Robert Frisch, a sweet soul taken too early, passed away on Tuesday, Dec. 21, 2021, with his family at his side after fighting a fierce battle with pancreatic cancer.
He will be dearly missed and has left behind a heartbroken family.
Rob was born in Indianapolis, Ind., and spent his early life in Summit, N.J.
He was a graduate of Summit High School and earned an associates degree at Union County College for graphic design and a bachelors degree for Studio Arts at Montclair State University. At UCC he earned several awards including being published for his art work in The Sheaf.
Rob was predeceased by his parents, Charles and Mary Frisch.
He is survived by his siblings, Nancy Evans, Amy Corkery, Chip Frisch and Melissa Frisch, his loving wife, Shannon Frisch, whom he described to all as his best friend and was lucky enough to marry; and his sons, his proudest achievements, Jackson Frisch, Robert Frisch, and Dylan Frisch. Rob is also survived by his in-laws, Guy and Nancy McGayhey, many brother and sisters in-laws, cousins, nieces and nephews.
Robert had a successful 26-year career as a hand engraver for Tiffany and Co. His work ethic and perpetual teaching skills were second to none.
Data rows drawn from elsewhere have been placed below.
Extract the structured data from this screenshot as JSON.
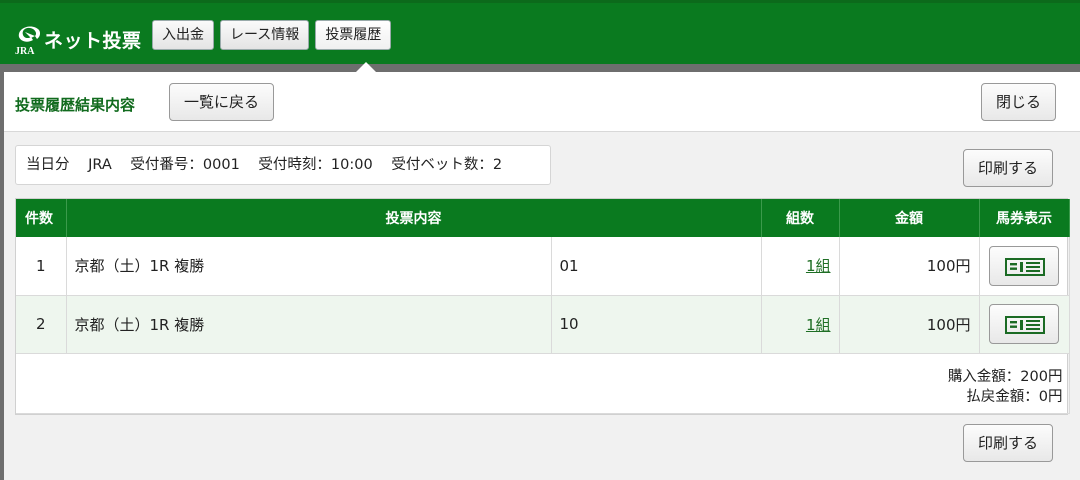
{
  "header": {
    "brand_sub": "JRA",
    "brand": "ネット投票",
    "nav": [
      "入出金",
      "レース情報",
      "投票履歴"
    ]
  },
  "panel": {
    "title": "投票履歴結果内容",
    "back_label": "一覧に戻る",
    "close_label": "閉じる",
    "print_label": "印刷する"
  },
  "summary": {
    "day": "当日分",
    "org": "JRA",
    "receipt_no": "受付番号：0001",
    "receipt_time": "受付時刻：10:00",
    "bet_count": "受付ベット数：2"
  },
  "table": {
    "headers": [
      "件数",
      "投票内容",
      "組数",
      "金額",
      "馬券表示"
    ],
    "rows": [
      {
        "no": "1",
        "race": "京都（土）1R 複勝",
        "selection": "01",
        "combos": "1組",
        "amount": "100円"
      },
      {
        "no": "2",
        "race": "京都（土）1R 複勝",
        "selection": "10",
        "combos": "1組",
        "amount": "100円"
      }
    ],
    "purchase_total": "購入金額：200円",
    "refund_total": "払戻金額：0円"
  },
  "colors": {
    "header_green": "#0a7a1f",
    "title_green": "#116b1e"
  }
}
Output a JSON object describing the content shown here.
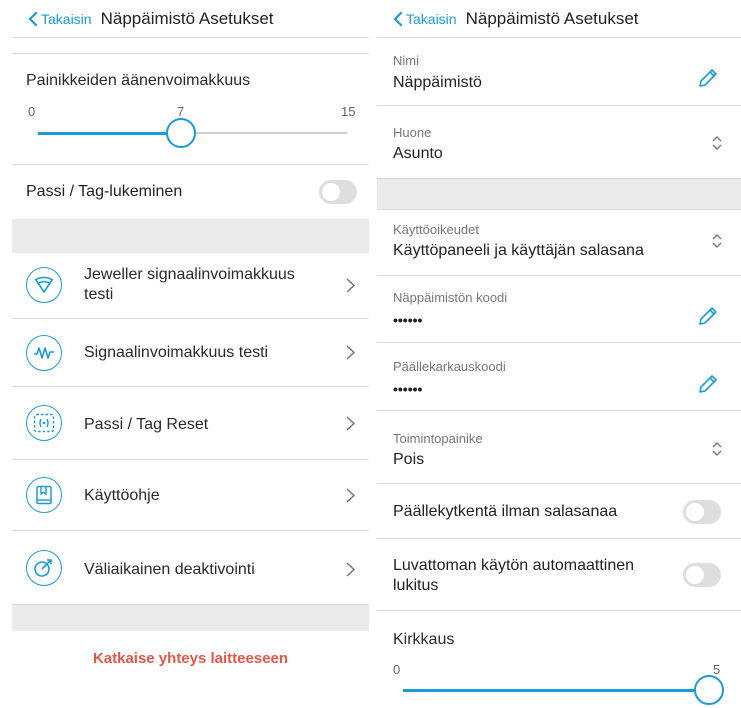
{
  "colors": {
    "accent": "#1a9bd7",
    "danger": "#e2574c",
    "section_gap": "#ebebeb",
    "toggle_off": "#dedede"
  },
  "left": {
    "header": {
      "back_label": "Takaisin",
      "title": "Näppäimistö Asetukset"
    },
    "volume": {
      "title": "Painikkeiden äänenvoimakkuus",
      "min": "0",
      "value": "7",
      "max": "15",
      "level": 7,
      "range_max": 15
    },
    "tag_reading": {
      "label": "Passi / Tag-lukeminen",
      "enabled": false
    },
    "menu": [
      {
        "label": "Jeweller signaalinvoimakkuus testi",
        "icon": "wifi-signal-icon"
      },
      {
        "label": "Signaalinvoimakkuus testi",
        "icon": "waveform-icon"
      },
      {
        "label": "Passi / Tag Reset",
        "icon": "tag-reset-icon"
      },
      {
        "label": "Käyttöohje",
        "icon": "manual-book-icon"
      },
      {
        "label": "Väliaikainen deaktivointi",
        "icon": "deactivate-icon"
      }
    ],
    "disconnect_label": "Katkaise yhteys laitteeseen"
  },
  "right": {
    "header": {
      "back_label": "Takaisin",
      "title": "Näppäimistö Asetukset"
    },
    "name": {
      "label": "Nimi",
      "value": "Näppäimistö"
    },
    "room": {
      "label": "Huone",
      "value": "Asunto"
    },
    "access": {
      "label": "Käyttöoikeudet",
      "value": "Käyttöpaneeli ja käyttäjän salasana"
    },
    "keypad_code": {
      "label": "Näppäimistön koodi",
      "value": "••••••"
    },
    "duress_code": {
      "label": "Päällekarkauskoodi",
      "value": "••••••"
    },
    "function_button": {
      "label": "Toimintopainike",
      "value": "Pois"
    },
    "arm_without_password": {
      "label": "Päällekytkentä ilman salasanaa",
      "enabled": false
    },
    "auto_lock": {
      "label": "Luvattoman käytön automaattinen lukitus",
      "enabled": false
    },
    "brightness": {
      "title": "Kirkkaus",
      "min": "0",
      "max": "5",
      "level": 5,
      "range_max": 5
    }
  }
}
In over two decades Rob’s talent and artistry was hand-engraved on nearly 200,000 pieces, which included the Vince Lombardi Trophy, U.S. Open Tennis Championship Trophy, Larry O’Brien Trophy, and many one-of-a-kind pieces to celebrities, U.S. presidents, and the Queen of England, to name a few.
The mastery of his craft enabled him to travel across the U.S. and to China. During his career, Rob was awarded the Charles Lewis Tiffany Award. This award was given to employees that demonstrated exemplary performance, ones who honored the customer and lead with passion and creativity.
Rob’s true passion was his family, photography, music, and travel. His love for his three boys and his wife was endless. He loved the outdoors, to kayak, and to hike and he passed on that love to his children. Rob traveled with his family to many of the U.S. National Parks but his favorite was the Grand Circle in the desert Southwest.
He was loved by many, truly known by few, and will be missed by all. We will find solace in knowing he is at peace now and will take his place watching over us until we meet again.